━━━ SUPPLIED DATA
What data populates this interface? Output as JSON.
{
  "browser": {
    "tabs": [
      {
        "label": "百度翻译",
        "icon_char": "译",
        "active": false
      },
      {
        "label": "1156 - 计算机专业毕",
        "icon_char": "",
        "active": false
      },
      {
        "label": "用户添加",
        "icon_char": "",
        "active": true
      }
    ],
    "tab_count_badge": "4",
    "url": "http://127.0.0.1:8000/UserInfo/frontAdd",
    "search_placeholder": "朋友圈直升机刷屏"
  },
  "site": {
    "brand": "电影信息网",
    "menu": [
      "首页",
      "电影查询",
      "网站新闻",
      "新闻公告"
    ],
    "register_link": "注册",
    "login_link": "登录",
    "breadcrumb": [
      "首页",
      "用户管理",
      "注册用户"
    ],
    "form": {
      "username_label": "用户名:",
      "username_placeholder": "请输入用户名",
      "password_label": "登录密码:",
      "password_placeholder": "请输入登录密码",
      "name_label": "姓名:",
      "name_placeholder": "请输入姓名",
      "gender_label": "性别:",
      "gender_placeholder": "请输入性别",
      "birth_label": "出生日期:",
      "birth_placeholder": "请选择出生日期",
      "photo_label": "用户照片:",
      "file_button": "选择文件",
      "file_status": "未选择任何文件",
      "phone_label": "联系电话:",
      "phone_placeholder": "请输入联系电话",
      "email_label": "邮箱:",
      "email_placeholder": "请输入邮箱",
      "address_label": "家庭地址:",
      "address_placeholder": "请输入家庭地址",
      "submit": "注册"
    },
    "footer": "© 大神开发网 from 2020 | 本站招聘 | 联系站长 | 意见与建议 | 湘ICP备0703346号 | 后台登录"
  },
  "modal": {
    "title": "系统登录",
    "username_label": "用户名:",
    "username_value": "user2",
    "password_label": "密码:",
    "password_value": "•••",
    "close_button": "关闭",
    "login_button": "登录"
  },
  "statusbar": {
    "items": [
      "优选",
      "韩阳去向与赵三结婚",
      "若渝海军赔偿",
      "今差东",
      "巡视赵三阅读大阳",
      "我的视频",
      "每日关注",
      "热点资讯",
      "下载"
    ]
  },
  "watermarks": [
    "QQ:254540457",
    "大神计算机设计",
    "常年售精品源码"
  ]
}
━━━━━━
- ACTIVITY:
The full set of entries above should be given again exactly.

- TASK SOLUTION:
What data populates this interface? Output as JSON.
{
  "browser": {
    "tabs": [
      {
        "label": "百度翻译",
        "icon_char": "译",
        "active": false
      },
      {
        "label": "1156 - 计算机专业毕",
        "icon_char": "",
        "active": false
      },
      {
        "label": "用户添加",
        "icon_char": "",
        "active": true
      }
    ],
    "tab_count_badge": "4",
    "url": "http://127.0.0.1:8000/UserInfo/frontAdd",
    "search_placeholder": "朋友圈直升机刷屏"
  },
  "site": {
    "brand": "电影信息网",
    "menu": [
      "首页",
      "电影查询",
      "网站新闻",
      "新闻公告"
    ],
    "register_link": "注册",
    "login_link": "登录",
    "breadcrumb": [
      "首页",
      "用户管理",
      "注册用户"
    ],
    "form": {
      "username_label": "用户名:",
      "username_placeholder": "请输入用户名",
      "password_label": "登录密码:",
      "password_placeholder": "请输入登录密码",
      "name_label": "姓名:",
      "name_placeholder": "请输入姓名",
      "gender_label": "性别:",
      "gender_placeholder": "请输入性别",
      "birth_label": "出生日期:",
      "birth_placeholder": "请选择出生日期",
      "photo_label": "用户照片:",
      "file_button": "选择文件",
      "file_status": "未选择任何文件",
      "phone_label": "联系电话:",
      "phone_placeholder": "请输入联系电话",
      "email_label": "邮箱:",
      "email_placeholder": "请输入邮箱",
      "address_label": "家庭地址:",
      "address_placeholder": "请输入家庭地址",
      "submit": "注册"
    },
    "footer": "© 大神开发网 from 2020 | 本站招聘 | 联系站长 | 意见与建议 | 湘ICP备0703346号 | 后台登录"
  },
  "modal": {
    "title": "系统登录",
    "username_label": "用户名:",
    "username_value": "user2",
    "password_label": "密码:",
    "password_value": "•••",
    "close_button": "关闭",
    "login_button": "登录"
  },
  "statusbar": {
    "items": [
      "优选",
      "韩阳去向与赵三结婚",
      "若渝海军赔偿",
      "今差东",
      "巡视赵三阅读大阳",
      "我的视频",
      "每日关注",
      "热点资讯",
      "下载"
    ]
  },
  "watermarks": [
    "QQ:254540457",
    "大神计算机设计",
    "常年售精品源码"
  ]
}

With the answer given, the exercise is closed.